Dataset records:
○ ○ ○
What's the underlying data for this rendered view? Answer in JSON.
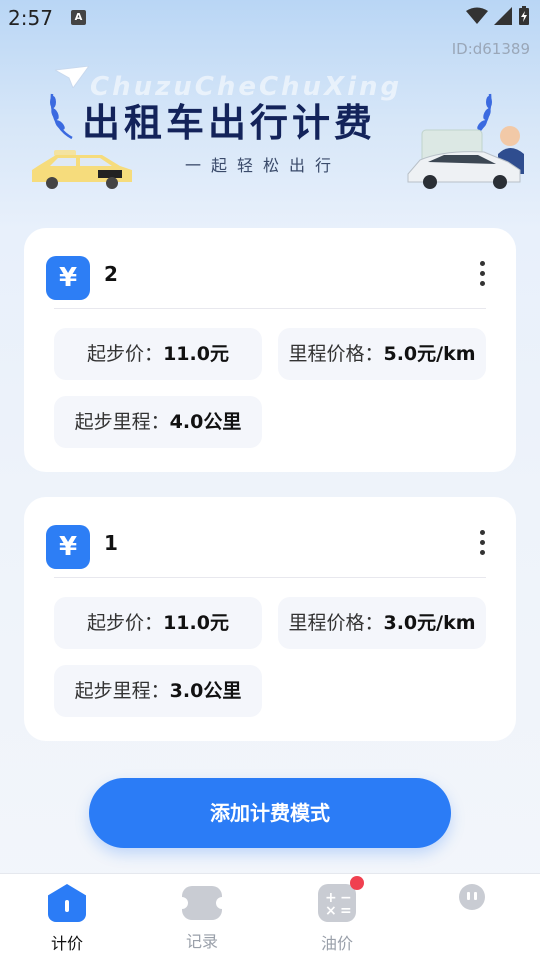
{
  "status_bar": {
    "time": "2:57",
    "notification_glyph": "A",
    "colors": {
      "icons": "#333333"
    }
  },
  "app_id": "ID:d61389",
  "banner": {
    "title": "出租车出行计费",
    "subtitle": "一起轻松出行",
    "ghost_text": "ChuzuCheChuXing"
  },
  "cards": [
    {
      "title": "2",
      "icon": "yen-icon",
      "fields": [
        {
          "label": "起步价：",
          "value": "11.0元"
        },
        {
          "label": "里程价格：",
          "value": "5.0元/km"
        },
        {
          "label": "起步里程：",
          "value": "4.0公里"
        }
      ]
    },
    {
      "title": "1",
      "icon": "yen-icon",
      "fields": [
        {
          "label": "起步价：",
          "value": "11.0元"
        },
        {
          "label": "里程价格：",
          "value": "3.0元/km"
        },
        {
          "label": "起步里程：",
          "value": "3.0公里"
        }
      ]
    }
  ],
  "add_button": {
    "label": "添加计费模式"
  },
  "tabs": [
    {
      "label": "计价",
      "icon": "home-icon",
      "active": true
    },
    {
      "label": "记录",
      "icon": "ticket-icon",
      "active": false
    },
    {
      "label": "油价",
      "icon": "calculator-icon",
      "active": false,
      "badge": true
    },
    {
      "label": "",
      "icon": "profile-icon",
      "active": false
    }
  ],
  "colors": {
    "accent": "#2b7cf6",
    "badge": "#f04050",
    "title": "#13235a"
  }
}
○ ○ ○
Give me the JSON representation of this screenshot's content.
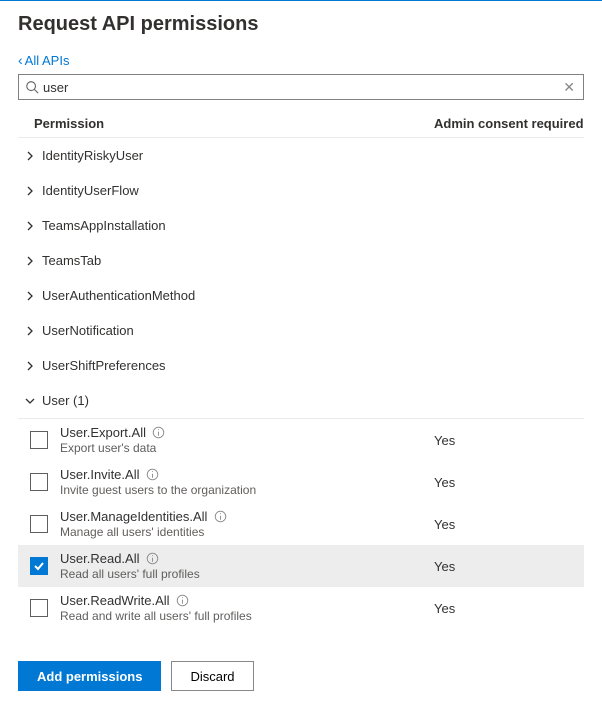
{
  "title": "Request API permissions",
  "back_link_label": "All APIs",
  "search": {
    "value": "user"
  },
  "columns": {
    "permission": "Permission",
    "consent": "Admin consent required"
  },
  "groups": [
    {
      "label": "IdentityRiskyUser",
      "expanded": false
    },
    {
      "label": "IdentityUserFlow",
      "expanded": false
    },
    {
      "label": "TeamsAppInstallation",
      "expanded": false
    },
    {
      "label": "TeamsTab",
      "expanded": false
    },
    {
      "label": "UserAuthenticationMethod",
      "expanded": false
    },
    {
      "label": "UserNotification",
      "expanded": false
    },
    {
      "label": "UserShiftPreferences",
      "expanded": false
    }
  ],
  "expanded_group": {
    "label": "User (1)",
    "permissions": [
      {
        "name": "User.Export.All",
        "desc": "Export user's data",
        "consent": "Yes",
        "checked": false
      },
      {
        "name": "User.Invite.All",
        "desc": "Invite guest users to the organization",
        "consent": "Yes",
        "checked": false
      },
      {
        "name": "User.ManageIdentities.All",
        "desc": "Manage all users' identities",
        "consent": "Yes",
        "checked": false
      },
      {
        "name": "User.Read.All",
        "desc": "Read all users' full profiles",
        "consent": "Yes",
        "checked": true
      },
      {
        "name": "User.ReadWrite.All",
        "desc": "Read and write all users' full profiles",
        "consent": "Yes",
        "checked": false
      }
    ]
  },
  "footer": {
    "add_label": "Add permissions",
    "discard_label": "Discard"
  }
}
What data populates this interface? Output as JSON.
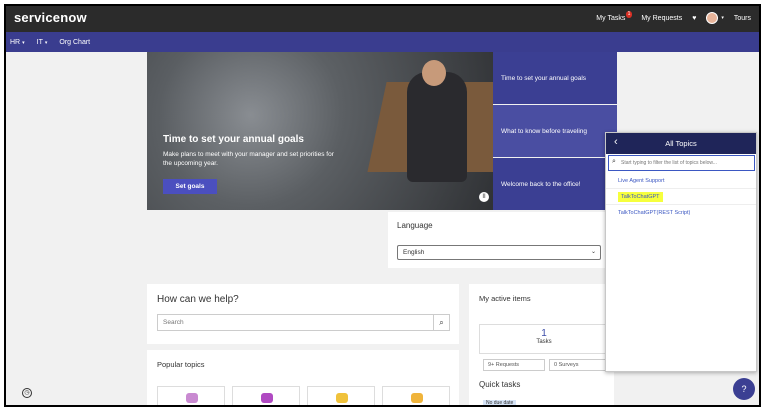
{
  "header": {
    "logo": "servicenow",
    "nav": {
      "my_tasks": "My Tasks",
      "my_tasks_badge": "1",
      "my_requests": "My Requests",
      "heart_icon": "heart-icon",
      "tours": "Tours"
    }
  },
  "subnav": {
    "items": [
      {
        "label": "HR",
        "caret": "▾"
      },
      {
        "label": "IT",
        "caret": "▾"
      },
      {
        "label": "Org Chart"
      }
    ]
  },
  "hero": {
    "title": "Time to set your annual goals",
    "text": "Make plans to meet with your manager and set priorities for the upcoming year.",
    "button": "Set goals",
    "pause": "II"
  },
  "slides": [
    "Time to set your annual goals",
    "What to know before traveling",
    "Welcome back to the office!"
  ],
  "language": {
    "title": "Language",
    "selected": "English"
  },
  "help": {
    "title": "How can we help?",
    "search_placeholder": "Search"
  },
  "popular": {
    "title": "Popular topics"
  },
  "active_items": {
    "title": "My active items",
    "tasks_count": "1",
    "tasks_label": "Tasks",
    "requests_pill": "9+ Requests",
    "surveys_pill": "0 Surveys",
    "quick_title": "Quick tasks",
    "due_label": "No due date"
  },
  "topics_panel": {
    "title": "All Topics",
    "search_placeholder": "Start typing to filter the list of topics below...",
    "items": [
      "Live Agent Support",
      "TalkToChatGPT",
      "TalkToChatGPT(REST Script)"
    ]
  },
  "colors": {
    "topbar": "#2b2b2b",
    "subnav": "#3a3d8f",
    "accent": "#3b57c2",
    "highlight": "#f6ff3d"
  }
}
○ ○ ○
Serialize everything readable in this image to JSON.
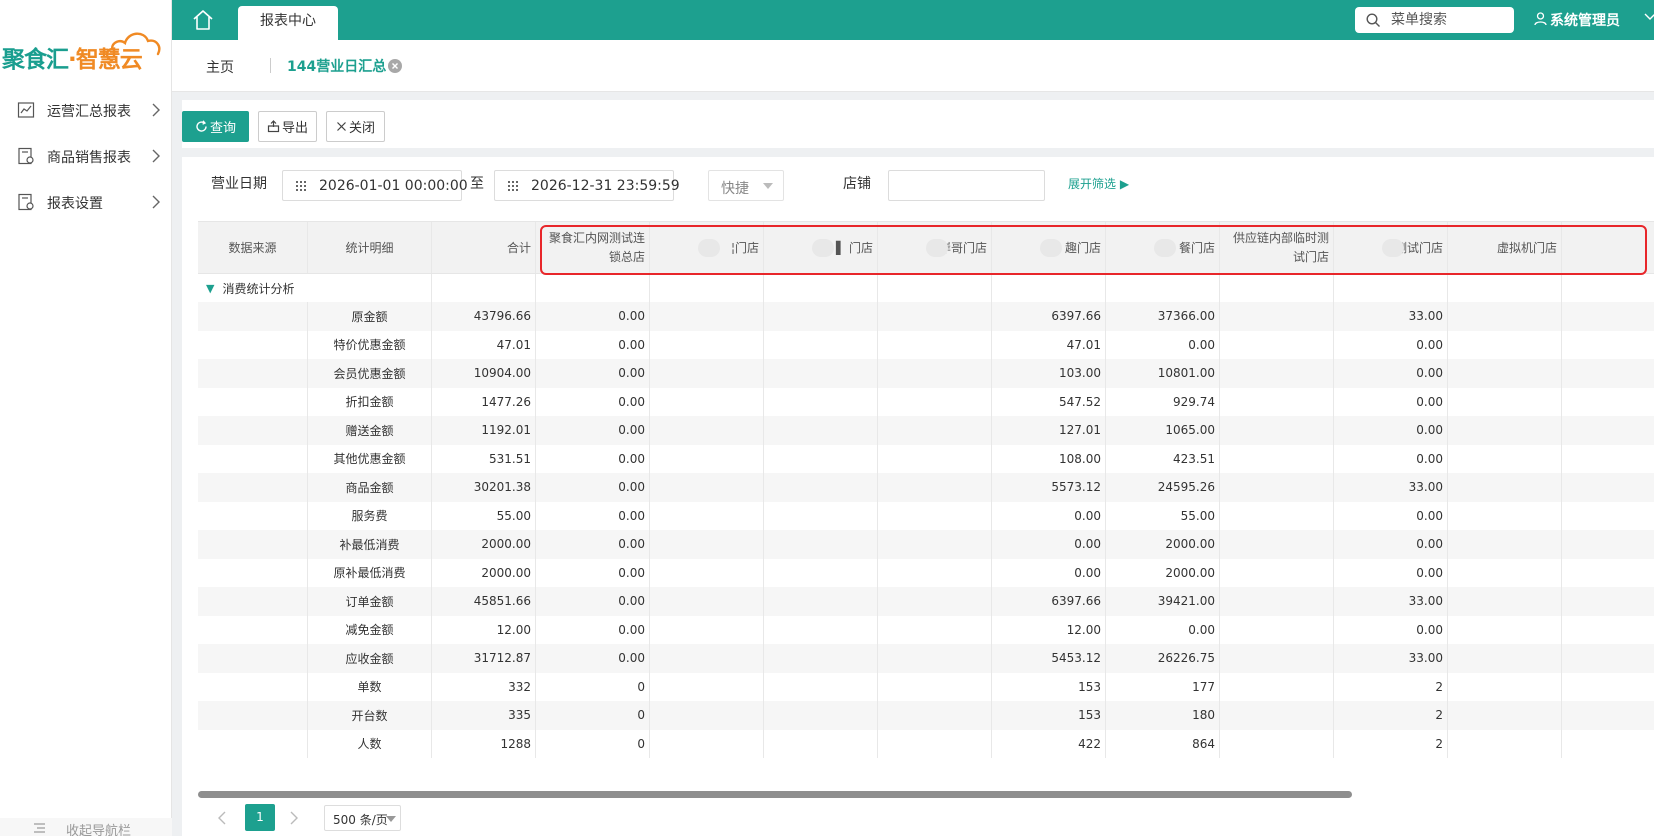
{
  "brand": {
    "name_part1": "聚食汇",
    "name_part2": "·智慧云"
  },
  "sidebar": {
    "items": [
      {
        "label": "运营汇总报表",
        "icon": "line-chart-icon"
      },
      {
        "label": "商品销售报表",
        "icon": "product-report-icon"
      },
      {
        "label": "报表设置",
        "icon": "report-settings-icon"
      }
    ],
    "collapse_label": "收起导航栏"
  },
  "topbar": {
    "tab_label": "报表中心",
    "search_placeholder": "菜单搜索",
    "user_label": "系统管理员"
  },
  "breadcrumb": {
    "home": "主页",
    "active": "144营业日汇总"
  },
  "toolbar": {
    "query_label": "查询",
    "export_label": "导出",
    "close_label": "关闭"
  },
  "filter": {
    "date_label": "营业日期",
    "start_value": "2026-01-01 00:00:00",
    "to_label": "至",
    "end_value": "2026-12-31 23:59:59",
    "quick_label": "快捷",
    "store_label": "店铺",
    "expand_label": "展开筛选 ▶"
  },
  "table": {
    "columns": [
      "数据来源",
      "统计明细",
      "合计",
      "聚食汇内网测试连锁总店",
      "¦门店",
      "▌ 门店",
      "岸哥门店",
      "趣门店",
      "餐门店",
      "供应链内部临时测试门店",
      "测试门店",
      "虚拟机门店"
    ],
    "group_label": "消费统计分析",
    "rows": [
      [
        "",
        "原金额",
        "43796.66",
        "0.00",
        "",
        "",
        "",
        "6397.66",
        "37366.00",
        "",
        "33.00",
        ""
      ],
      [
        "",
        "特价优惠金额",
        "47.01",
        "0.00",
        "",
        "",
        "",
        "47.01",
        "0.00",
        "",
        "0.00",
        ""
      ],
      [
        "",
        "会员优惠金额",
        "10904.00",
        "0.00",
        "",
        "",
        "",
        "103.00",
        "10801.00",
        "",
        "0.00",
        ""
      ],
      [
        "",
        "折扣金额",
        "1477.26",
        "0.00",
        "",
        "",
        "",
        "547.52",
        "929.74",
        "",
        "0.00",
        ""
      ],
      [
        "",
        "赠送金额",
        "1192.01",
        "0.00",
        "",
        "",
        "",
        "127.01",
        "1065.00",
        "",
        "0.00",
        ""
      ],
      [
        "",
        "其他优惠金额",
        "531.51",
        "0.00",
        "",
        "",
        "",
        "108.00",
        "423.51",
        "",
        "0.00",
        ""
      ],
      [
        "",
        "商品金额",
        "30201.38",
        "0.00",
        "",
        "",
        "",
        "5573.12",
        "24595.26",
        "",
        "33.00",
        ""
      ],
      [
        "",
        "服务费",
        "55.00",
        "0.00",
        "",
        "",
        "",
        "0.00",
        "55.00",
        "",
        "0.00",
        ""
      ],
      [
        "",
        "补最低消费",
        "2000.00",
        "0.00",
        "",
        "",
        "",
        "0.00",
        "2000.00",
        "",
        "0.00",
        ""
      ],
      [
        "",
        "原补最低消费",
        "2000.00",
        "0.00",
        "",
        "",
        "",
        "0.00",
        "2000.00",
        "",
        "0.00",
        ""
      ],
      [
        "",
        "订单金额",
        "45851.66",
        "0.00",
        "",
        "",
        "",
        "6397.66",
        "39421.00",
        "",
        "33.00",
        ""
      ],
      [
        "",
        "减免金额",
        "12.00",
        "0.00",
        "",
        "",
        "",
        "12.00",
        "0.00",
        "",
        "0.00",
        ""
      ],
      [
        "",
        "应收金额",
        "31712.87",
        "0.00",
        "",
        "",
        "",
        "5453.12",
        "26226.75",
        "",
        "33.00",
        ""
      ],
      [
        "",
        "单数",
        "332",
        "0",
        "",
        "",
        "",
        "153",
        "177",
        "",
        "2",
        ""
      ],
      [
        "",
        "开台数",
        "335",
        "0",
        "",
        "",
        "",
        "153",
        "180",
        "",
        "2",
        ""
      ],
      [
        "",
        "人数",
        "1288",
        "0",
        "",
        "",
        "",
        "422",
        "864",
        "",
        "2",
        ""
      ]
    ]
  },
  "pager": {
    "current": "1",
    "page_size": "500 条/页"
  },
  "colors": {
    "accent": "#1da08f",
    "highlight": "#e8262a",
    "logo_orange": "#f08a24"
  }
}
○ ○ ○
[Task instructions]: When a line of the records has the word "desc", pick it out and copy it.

[Your response]:
        "desc": "Export user's data",
        "desc": "Invite guest users to the organization",
        "desc": "Manage all users' identities",
        "desc": "Read all users' full profiles",
        "desc": "Read and write all users' full profiles",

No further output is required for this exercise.